When Mike Wolfsohn and his two partners left Southern California agency Ignited in 2010 to form High Wide & Handsome, they vowed not to participate in competitive pitches requiring contenders to foot the bill for speculative creative work. Such exercises "demean the profession," said Wolfsohn, who decries the process as "a reality show to impress some panel of judges. Pitches rarely resemble what a working relationship would be like between agency and client."
Many in the business would undoubtedly agree with that assessment. Still, spec pitches are sewn into the fabric of adland so seamlessly that they even provided plotlines for Mad Men. What makes for memorable episodic television, however, can be a frustrating and expensive time suck in real life.
Clients and consultants have been known to add extra rounds of presentations and demand more spec work at the drop of a hat, and ultimately, "they can decide to pick no one," Wolfsohn said. "In most pitches, one agency has the inside track based on a prior or existing relationship with a client. If it's not you, your chances of winning are far less than 10 percent. An agency would have a significantly higher chance of walking away profitable if it took the capital resources it invests in a pitch and bet it all on red or black in Vegas."
Around the same time Wolfsohn's Culver City, Calif., agency drew its line in the sand, Zulu Alpha Kilo adopted a similar stance. The Toronto shop took part in spec pitches during its first two years of operation, but in 2010, founder and CCO Zak Mroueh soured on the practice. "We haven't done a pitch that requires spec creative in five years," he said. "This approach allows us to support our clients' brands rather than using the resources our clients pay for to gain new business."

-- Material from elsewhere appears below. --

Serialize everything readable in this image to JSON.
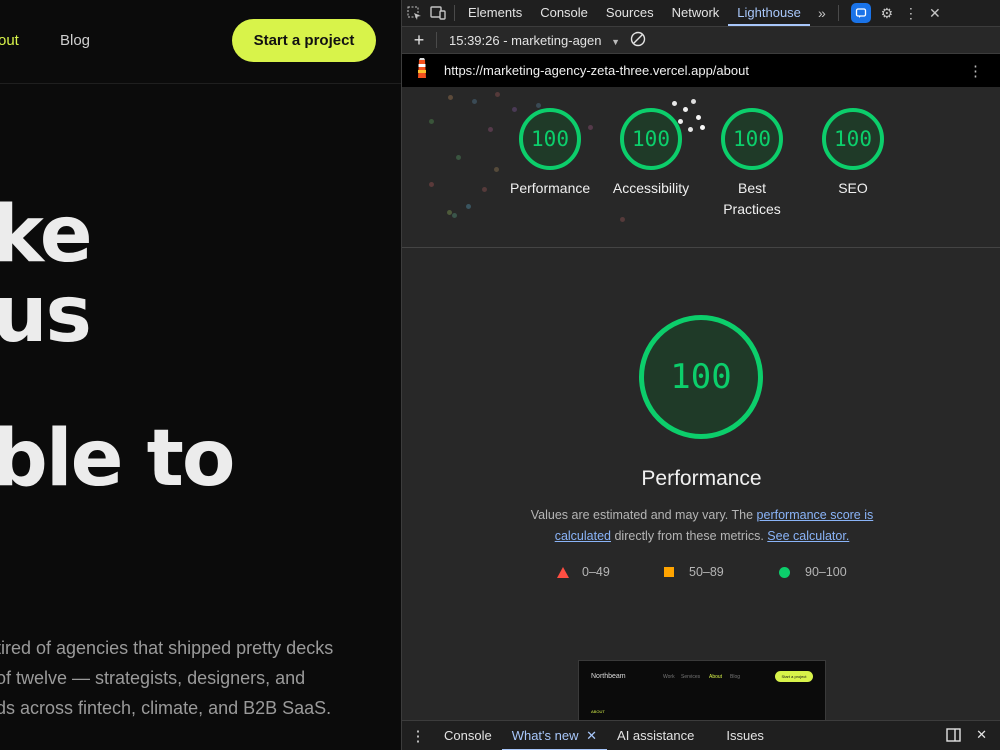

Obviously, most agencies aren't in a position to go the no-pitch route. Quarterly fiscal pressures virtually ensure that shops owned by holding companies will ride the spec treadmill in perpetuity. Still, in recent years, some smaller independent firms have managed to grow without engaging in spec competitions. Instead, their leaders leverage personal and professional relationships to gain entrées with brands, present ideas directly to prospective clients or, in some cases, face off against other shops only when they're compensated.
In its five years of avoiding pitches (it's passed up dozens of invites), Zulu has added assignments from Audi, Corona, Google and Puma, and increased its staff threefold to 75. "Not doing spec work and staying true to our values has expedited our growth," Mroueh said, because it eliminates distractions and allows staffers to focus on expanding relationships with clients already on its roster.

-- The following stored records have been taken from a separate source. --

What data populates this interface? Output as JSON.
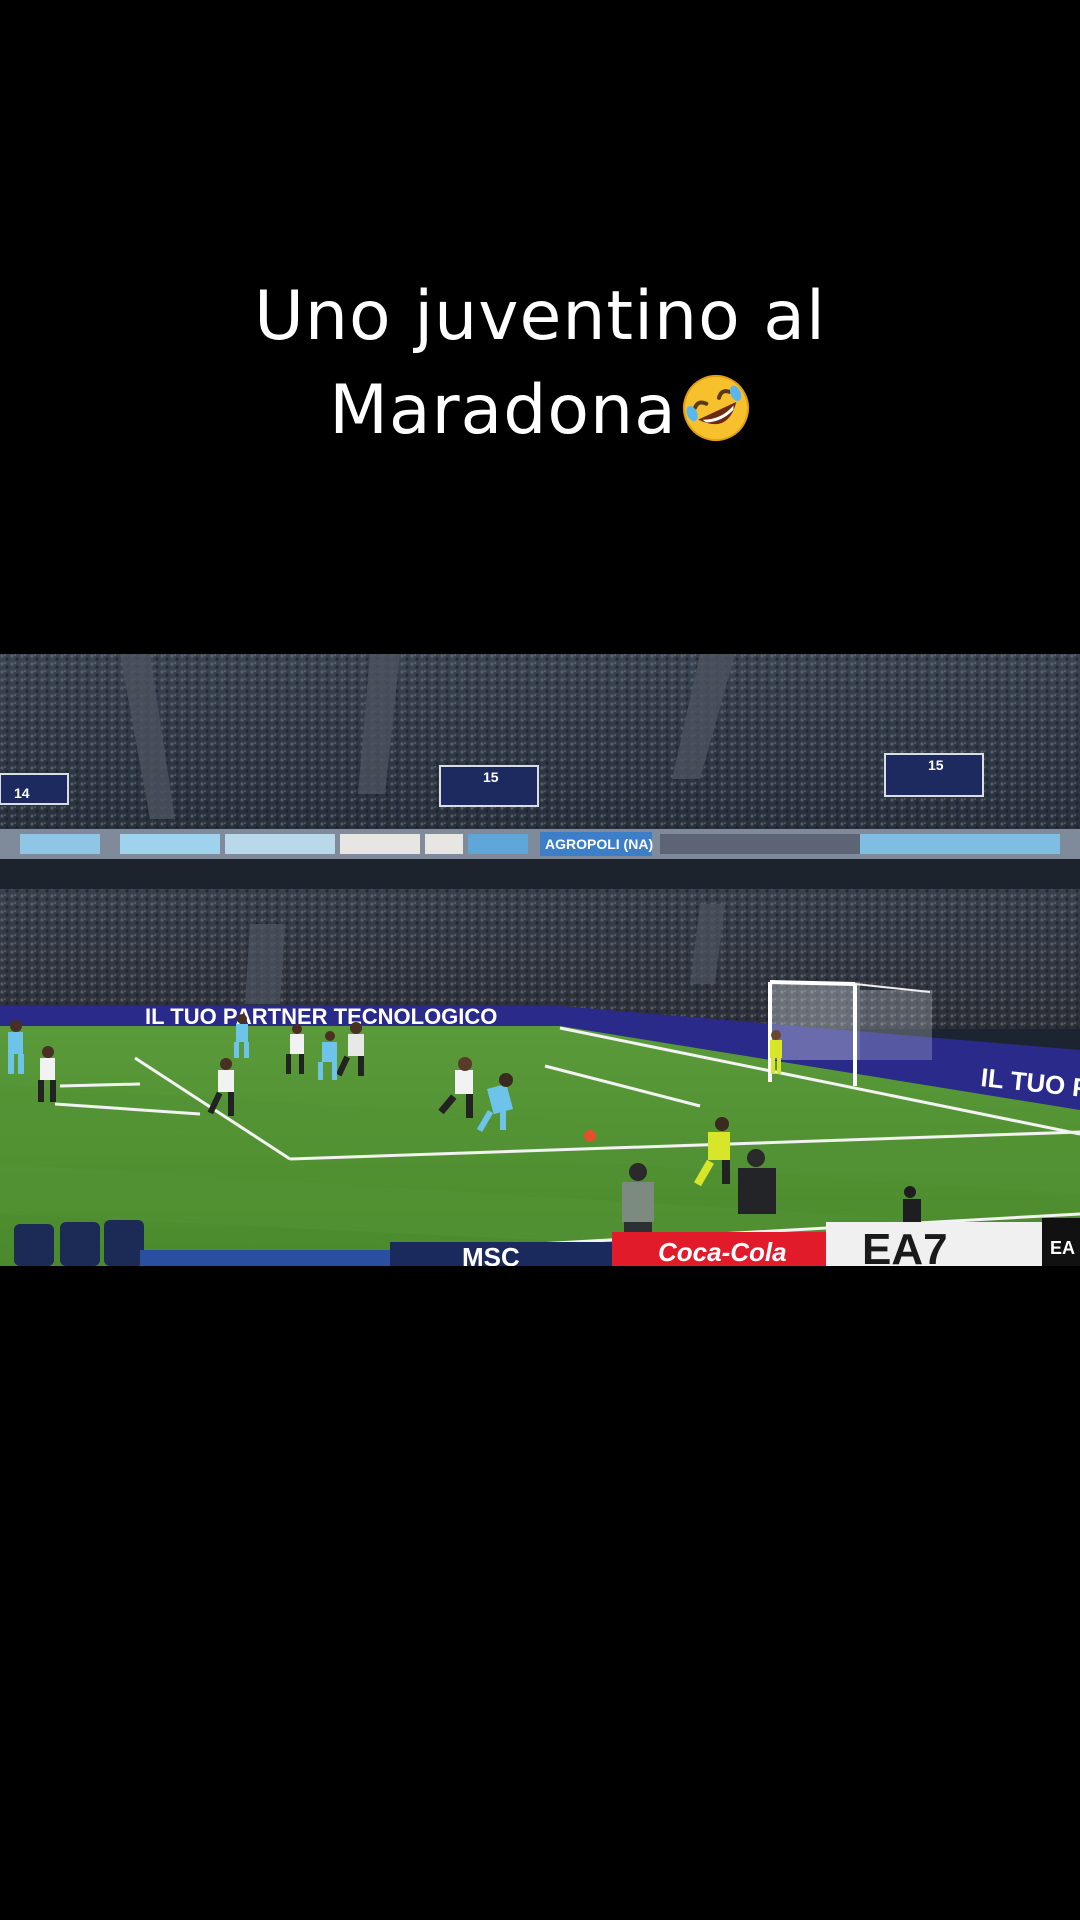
{
  "caption": {
    "line1": "Uno juventino al",
    "line2": "Maradona",
    "emoji_icon": "rolling-on-floor-laughing-emoji"
  },
  "video": {
    "description_icon": "football-match-scene",
    "stand_numbers": [
      "14",
      "15",
      "15"
    ],
    "upper_board_sponsor": "AGROPOLI (NA)",
    "led_board_text": "IL TUO PARTNER TECNOLOGICO",
    "led_board_text_right": "IL TUO PAR",
    "bottom_ads": [
      "MSC",
      "Coca-Cola",
      "EA7",
      "EA"
    ],
    "colors": {
      "pitch_light": "#5f9a3b",
      "pitch_dark": "#4f8a30",
      "led_board": "#2a2a8a",
      "napoli_kit": "#6ec3ea",
      "referee_kit": "#d8e62a"
    }
  }
}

And, despite declining at least 15 invitations to spec pitches through the years, High Wide & Handsome has picked up work from Constellation Brands, Guthy-Renker and Ventura Foods. Since launching, the shop has increased its staff from three to 16.
Alas, to break through a certain ceiling, spec pitches may—even for independent, entrepreneurial players—prove at some point unavoidable. For example, 35-person Baldwin& in Raleigh, N.C., mostly eschewed such contests for its first half-decade (entering just four and turning down about 15 opportunities). Two years ago, however, founder David Baldwin decided to reconsider. "We started bumping up against this sentence from clients time after time: 'I've got 50 other agencies willing to do this for free'" and pitch without being compensated, he said.

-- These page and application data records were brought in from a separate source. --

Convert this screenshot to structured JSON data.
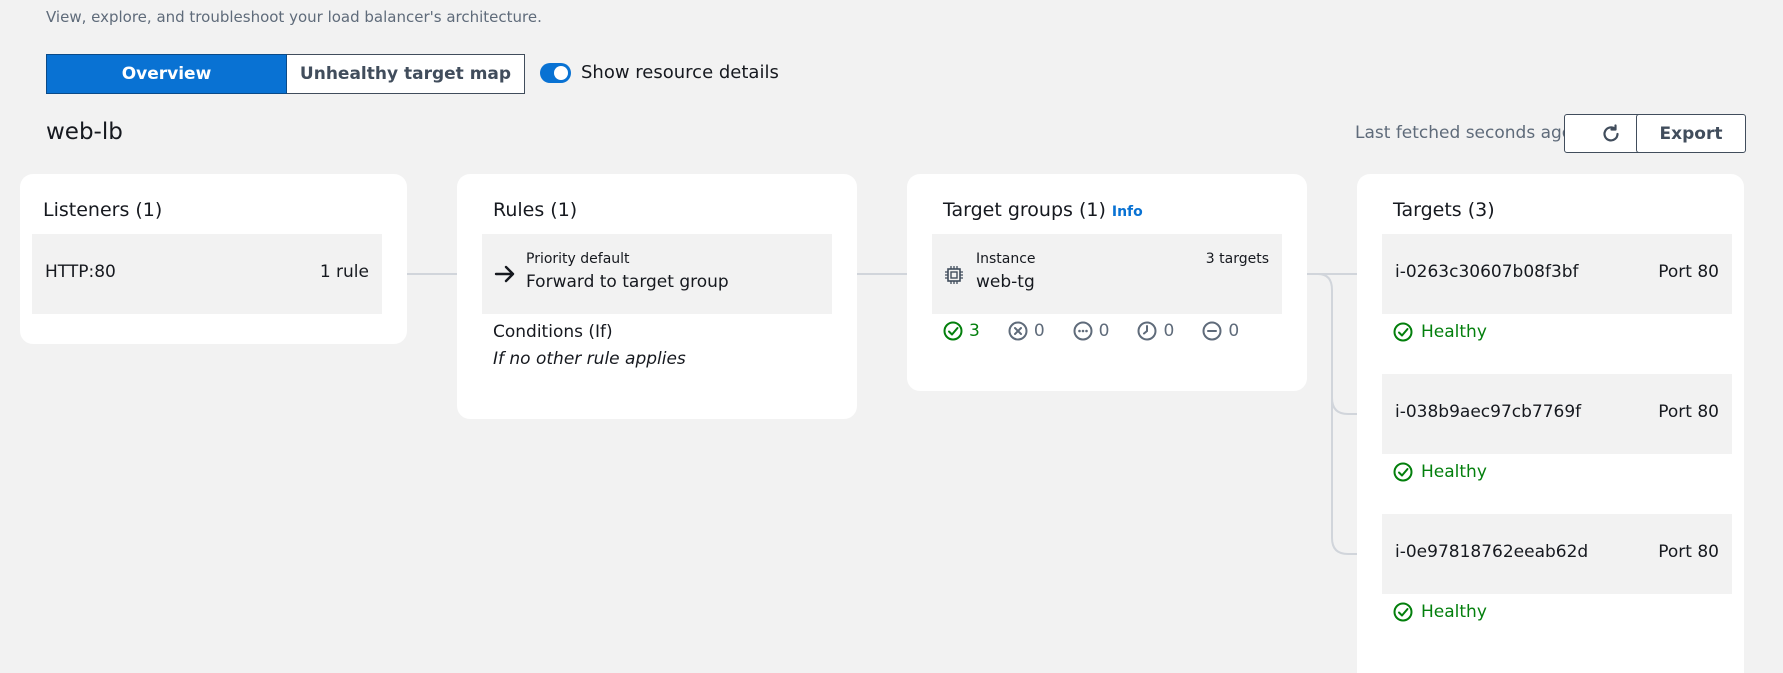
{
  "page": {
    "subtitle": "View, explore, and troubleshoot your load balancer's architecture.",
    "tabs": [
      {
        "label": "Overview",
        "selected": true
      },
      {
        "label": "Unhealthy target map",
        "selected": false
      }
    ],
    "toggle": {
      "label": "Show resource details",
      "on": true
    },
    "lb_name": "web-lb",
    "last_fetched": "Last fetched seconds ago",
    "refresh_icon": "refresh-icon",
    "export_label": "Export"
  },
  "listeners": {
    "title": "Listeners (1)",
    "items": [
      {
        "name": "HTTP:80",
        "rules": "1 rule"
      }
    ]
  },
  "rules": {
    "title": "Rules (1)",
    "items": [
      {
        "priority": "Priority default",
        "action": "Forward to target group",
        "icon": "arrow-right-icon"
      }
    ],
    "conditions_label": "Conditions (If)",
    "conditions_value": "If no other rule applies"
  },
  "target_groups": {
    "title": "Target groups (1)",
    "info_label": "Info",
    "items": [
      {
        "type": "Instance",
        "name": "web-tg",
        "count": "3 targets",
        "icon": "chip-icon"
      }
    ],
    "status_counts": [
      {
        "icon": "healthy-icon",
        "value": "3"
      },
      {
        "icon": "unhealthy-icon",
        "value": "0"
      },
      {
        "icon": "unused-icon",
        "value": "0"
      },
      {
        "icon": "pending-icon",
        "value": "0"
      },
      {
        "icon": "draining-icon",
        "value": "0"
      }
    ]
  },
  "targets": {
    "title": "Targets (3)",
    "items": [
      {
        "id": "i-0263c30607b08f3bf",
        "port": "Port 80",
        "status": "Healthy"
      },
      {
        "id": "i-038b9aec97cb7769f",
        "port": "Port 80",
        "status": "Healthy"
      },
      {
        "id": "i-0e97818762eeab62d",
        "port": "Port 80",
        "status": "Healthy"
      }
    ]
  },
  "colors": {
    "accent": "#0972d3",
    "healthy": "#037f0c",
    "background": "#f2f2f2",
    "card": "#ffffff"
  }
}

Some entrepreneurs believe that adopting a blanket policy is foolhardy. "As your agency's growth plans become more aggressive, the high-risk/high-reward nature of those bigger spec pitch opportunities becomes a whole lot harder to ignore," said Marty Donohue, partner and creative director at 37-person Boston shop Full Contact, which launched in 2006. "Ultimately, you can continue to fall on your no-spec-pitch sword, but you may be watching your biggest and best chances to grow your company go to agencies that swallowed their pitch pride a long time ago."
Even Wolfsohn, still clinging to his principles, conceded, "We could've had 30 or 40 people and two to three times the billings if we pitched—maybe."
This story first appeared in the Aug. 31 issue of Adweek magazine. Click here to subscribe.